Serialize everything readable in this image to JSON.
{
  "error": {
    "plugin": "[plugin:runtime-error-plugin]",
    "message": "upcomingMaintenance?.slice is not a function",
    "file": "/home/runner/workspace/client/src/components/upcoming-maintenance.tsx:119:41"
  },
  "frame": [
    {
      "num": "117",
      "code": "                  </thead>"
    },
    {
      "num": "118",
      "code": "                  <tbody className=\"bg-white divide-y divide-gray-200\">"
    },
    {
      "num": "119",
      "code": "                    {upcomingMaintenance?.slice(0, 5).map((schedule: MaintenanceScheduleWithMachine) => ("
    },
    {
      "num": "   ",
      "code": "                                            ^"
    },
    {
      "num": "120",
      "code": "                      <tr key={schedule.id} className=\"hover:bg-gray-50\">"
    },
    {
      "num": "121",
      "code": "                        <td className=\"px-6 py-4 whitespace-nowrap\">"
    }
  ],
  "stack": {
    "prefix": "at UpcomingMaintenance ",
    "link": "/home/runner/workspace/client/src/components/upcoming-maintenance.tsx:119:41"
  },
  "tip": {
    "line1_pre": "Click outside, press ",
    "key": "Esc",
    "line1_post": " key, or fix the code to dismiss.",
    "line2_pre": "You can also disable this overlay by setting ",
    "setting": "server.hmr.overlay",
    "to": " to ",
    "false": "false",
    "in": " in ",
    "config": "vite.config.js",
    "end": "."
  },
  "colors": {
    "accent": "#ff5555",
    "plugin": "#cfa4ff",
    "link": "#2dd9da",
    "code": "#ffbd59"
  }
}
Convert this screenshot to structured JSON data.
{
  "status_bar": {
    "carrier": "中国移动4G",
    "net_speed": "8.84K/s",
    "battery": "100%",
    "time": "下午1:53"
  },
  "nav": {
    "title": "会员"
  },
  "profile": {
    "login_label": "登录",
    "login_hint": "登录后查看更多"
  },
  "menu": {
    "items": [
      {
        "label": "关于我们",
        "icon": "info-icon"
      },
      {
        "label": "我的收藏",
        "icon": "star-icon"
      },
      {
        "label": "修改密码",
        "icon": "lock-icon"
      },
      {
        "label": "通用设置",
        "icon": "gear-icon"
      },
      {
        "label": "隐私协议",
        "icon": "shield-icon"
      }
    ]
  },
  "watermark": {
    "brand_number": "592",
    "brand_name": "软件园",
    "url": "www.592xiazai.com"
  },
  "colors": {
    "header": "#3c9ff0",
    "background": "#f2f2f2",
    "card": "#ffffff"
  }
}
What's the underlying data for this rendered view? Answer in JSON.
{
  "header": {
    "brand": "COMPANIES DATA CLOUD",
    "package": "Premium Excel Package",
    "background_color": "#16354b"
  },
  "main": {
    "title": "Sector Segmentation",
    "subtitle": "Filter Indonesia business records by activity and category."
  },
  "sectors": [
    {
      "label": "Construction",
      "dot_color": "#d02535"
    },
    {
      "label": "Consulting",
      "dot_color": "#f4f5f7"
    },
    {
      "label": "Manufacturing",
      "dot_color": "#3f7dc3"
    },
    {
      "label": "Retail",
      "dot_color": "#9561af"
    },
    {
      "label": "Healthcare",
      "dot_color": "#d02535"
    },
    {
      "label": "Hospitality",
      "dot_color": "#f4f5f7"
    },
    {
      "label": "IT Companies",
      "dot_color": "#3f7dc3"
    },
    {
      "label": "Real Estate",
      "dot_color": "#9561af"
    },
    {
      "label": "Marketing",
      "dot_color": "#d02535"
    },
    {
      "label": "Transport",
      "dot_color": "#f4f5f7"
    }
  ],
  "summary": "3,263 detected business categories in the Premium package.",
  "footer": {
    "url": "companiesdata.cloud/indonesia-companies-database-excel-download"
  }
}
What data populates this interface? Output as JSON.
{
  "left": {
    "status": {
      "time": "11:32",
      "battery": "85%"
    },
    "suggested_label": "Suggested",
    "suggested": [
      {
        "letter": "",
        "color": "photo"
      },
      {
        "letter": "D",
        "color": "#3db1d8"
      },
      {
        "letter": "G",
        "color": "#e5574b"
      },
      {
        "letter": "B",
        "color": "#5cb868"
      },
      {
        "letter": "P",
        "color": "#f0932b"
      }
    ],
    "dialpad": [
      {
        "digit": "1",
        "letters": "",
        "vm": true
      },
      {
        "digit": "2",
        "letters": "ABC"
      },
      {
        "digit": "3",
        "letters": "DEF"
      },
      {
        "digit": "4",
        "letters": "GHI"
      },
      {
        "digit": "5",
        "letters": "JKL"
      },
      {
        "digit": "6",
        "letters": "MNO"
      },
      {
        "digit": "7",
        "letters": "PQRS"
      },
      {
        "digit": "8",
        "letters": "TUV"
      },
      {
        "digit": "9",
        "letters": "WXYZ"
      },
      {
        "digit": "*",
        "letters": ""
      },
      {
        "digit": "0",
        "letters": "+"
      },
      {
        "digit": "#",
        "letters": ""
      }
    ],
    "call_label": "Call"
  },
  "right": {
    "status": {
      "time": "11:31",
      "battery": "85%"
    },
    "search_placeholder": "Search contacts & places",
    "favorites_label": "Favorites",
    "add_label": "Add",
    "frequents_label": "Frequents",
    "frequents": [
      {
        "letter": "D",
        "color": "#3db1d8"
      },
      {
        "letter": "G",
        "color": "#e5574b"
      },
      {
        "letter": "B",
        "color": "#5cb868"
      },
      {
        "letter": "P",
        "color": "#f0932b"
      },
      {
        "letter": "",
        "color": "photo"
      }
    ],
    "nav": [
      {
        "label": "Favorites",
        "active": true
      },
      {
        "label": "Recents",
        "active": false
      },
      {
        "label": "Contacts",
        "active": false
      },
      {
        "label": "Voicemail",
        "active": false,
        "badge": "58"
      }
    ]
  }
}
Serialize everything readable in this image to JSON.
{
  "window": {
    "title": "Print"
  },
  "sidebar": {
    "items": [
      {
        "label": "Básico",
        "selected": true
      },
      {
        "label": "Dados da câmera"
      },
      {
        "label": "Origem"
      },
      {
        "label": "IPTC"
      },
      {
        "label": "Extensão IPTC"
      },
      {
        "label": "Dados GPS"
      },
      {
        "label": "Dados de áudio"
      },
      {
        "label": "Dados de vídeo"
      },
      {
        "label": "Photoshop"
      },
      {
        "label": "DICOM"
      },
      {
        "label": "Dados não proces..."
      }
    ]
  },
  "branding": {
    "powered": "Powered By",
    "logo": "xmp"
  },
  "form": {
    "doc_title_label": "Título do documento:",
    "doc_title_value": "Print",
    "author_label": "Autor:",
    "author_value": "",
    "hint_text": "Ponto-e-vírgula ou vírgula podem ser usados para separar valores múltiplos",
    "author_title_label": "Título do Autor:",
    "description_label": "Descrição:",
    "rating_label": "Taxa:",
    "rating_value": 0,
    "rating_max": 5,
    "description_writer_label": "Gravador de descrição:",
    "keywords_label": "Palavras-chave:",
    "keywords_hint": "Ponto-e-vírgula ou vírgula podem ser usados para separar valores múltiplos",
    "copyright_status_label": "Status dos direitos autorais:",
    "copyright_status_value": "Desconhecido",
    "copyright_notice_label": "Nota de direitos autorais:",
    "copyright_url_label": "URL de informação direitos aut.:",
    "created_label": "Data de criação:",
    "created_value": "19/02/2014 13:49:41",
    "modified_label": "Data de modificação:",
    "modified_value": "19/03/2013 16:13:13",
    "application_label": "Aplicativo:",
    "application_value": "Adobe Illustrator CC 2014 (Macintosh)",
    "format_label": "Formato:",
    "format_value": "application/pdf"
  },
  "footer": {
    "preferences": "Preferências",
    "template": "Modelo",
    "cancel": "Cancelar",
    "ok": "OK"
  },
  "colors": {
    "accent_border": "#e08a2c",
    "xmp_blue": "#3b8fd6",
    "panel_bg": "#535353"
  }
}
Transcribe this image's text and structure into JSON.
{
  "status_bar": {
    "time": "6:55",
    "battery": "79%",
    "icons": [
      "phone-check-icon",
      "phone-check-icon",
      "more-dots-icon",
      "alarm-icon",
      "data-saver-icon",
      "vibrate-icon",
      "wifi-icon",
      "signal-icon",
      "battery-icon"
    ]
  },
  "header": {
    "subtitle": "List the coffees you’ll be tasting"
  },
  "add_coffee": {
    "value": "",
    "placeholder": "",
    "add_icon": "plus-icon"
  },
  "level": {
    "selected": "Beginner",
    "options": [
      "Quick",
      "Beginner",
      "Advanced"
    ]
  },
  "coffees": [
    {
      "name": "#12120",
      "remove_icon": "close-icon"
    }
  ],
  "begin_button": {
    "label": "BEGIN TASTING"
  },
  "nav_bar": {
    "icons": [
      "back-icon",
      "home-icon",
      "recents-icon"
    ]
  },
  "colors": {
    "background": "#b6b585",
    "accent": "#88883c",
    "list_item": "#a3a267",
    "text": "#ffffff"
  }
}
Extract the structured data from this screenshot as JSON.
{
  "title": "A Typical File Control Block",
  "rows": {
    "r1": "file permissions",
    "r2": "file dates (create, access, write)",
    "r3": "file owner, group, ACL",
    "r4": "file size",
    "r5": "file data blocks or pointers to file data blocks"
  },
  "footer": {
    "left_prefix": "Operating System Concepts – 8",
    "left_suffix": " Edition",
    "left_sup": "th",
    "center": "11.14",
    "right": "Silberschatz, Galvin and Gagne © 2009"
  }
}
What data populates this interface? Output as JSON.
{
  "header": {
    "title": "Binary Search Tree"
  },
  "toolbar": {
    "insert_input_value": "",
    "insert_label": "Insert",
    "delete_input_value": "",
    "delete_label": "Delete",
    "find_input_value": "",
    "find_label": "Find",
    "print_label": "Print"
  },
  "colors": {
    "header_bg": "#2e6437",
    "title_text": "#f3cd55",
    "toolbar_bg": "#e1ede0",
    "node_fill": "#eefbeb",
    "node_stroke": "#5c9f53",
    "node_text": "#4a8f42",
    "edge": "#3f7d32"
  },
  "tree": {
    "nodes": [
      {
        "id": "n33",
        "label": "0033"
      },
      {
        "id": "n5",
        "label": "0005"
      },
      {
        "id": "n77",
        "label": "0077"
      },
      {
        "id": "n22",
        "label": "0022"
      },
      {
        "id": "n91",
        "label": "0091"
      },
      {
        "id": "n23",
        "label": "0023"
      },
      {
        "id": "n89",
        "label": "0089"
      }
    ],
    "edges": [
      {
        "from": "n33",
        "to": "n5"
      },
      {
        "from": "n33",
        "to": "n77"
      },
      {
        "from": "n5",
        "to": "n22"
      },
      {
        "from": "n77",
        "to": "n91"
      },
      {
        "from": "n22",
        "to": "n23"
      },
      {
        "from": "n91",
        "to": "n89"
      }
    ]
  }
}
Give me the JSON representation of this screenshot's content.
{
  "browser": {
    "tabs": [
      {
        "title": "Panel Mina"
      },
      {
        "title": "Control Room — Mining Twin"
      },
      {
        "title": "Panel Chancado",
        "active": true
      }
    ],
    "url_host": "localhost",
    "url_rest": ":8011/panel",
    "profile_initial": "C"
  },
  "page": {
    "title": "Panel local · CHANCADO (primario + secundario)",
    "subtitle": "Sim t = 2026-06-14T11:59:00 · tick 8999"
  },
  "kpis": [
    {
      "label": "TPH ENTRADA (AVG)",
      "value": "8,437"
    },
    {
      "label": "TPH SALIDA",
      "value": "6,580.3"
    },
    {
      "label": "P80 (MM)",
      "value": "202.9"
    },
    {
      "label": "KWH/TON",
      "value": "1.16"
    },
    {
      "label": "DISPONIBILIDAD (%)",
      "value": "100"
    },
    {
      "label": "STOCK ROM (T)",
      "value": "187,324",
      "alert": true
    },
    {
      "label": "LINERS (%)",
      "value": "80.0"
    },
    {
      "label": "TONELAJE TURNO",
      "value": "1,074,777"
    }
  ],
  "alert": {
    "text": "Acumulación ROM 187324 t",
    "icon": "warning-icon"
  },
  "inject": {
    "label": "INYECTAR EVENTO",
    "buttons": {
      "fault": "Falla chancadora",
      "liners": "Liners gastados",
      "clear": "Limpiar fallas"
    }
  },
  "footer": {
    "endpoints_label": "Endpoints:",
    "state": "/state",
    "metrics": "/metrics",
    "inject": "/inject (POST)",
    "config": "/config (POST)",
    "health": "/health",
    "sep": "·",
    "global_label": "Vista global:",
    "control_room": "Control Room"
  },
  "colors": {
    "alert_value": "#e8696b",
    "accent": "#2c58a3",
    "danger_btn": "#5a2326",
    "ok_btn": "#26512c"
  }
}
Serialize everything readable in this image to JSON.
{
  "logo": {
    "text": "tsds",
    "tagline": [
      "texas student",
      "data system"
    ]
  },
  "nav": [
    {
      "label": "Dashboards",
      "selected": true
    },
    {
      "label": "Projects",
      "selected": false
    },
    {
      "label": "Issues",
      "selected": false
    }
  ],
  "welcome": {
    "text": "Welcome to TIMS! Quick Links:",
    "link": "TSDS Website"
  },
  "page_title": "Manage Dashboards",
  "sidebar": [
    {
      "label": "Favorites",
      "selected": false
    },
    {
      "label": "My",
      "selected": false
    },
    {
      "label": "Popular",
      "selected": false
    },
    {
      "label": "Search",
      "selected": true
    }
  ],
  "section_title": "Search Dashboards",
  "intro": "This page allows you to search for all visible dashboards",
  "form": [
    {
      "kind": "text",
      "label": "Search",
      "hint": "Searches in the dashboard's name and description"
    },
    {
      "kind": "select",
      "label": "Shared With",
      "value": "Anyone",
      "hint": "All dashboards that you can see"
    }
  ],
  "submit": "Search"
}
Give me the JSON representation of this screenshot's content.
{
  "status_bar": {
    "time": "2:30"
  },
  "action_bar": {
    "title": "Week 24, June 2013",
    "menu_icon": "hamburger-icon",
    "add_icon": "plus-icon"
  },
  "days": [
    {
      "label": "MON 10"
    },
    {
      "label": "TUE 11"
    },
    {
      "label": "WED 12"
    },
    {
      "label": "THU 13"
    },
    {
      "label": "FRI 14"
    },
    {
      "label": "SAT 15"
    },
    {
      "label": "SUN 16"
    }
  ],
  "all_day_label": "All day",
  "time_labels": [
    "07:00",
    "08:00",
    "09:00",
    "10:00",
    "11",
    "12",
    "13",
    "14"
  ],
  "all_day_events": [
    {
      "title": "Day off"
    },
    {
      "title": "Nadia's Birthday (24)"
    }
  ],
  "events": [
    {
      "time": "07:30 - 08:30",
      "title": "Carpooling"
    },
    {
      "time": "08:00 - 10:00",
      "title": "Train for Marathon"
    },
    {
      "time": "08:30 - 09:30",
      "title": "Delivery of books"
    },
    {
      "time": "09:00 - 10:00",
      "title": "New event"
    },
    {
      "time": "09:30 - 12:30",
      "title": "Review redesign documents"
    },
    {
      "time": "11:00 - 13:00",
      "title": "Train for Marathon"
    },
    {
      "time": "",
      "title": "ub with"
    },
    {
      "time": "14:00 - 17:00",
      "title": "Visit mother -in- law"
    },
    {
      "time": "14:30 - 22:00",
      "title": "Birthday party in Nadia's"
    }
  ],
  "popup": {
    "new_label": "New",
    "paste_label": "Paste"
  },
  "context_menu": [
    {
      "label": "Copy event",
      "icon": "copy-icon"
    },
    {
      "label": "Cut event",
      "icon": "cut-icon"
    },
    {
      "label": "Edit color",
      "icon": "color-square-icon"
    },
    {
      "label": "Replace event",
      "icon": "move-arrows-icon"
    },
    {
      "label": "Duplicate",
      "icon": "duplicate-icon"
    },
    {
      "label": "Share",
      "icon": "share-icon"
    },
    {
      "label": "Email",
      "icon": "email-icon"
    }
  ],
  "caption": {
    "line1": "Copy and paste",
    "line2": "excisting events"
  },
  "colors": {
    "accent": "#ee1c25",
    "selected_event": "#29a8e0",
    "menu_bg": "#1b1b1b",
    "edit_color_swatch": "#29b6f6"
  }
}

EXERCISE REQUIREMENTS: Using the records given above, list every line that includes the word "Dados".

RESULT OF THIS EXERCISE:
        "label": "Dados da câmera"
        "label": "Dados GPS"
        "label": "Dados de áudio"
        "label": "Dados de vídeo"
        "label": "Dados não proces..."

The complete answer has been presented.